A similar picture is painted in a John Carey review of a book about Flora Thompson, author of Lark Rise to Candleford (S Times 22.02.14). Referring to the conditions of labourers in Gloucestershire at this time, he writes: ‘Milk was an unknown luxury. Lard flavoured with rosemary substituted for butter. Farmhands gnawed raw turnips on their way to work to keep hunger at bay. In autumn, women and children toiled from dawn to dusk gleaning stray ears of wheat from the harvested fields. Without sanitation or running water the cottages were death traps, especially for the young…when old age pensions began (in 1908), elderly couples would weep tears of gratitude when they came to the post office to collect them.’
These old photographs are precious links to the past. But they are idealised studio images which one suspects obscure the reality of the sitters’ lives as much as they reveal it.
Despite that, John Minchin lived a long life for the period. He was aged 74 when he died on 6 March 1922, in Cheltenham. This was almost double the life expectancy – 38 years – of a man born in the 1840s and 1850s.

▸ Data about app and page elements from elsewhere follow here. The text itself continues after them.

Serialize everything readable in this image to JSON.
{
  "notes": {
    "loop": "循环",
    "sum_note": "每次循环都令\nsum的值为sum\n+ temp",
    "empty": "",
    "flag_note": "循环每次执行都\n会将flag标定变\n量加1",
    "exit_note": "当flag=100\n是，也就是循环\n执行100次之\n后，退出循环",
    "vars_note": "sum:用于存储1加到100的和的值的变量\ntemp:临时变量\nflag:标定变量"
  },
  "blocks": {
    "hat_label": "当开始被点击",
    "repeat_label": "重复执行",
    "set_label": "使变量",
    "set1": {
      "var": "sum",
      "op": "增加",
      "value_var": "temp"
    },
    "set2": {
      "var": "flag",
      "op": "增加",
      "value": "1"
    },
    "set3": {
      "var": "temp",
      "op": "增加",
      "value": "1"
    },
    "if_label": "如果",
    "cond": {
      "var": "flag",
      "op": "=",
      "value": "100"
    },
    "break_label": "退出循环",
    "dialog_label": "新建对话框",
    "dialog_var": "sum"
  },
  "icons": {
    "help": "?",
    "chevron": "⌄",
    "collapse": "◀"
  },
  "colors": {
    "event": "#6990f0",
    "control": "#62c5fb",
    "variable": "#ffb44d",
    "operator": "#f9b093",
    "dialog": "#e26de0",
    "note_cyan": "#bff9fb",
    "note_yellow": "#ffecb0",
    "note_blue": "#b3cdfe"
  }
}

News Flash: The pictures of John and Annie caught the attention of another of their great-great-grandchildren, Cecile Luker, daughter of Chris Minchin. In an email she says: “Seeing your website I phoned my dad Chris Minchin, son of Cecil Minchin and Joy Waters. They lived in 35 Rissington Road and their garden backed onto Bill & May’s. My dad said that he used to talk to Uncle Bill over the fence! I have told him about your web site and he said that he remembers Eileen, Peggy & Nancy but not so well Thelma. My dad is the eldest of seven children to Cecil & Joy Minchin and they all lived in Bourton during their childhood.
“Alfred James Minchin (Bill’s brother, known as ‘Jim’) lived in Moore Road with his wife Edith (Auntie Edie) Mabel Eastbury. They had five Children – my grandfather Cecil Charles, John, Joan, Kathleen and Ken.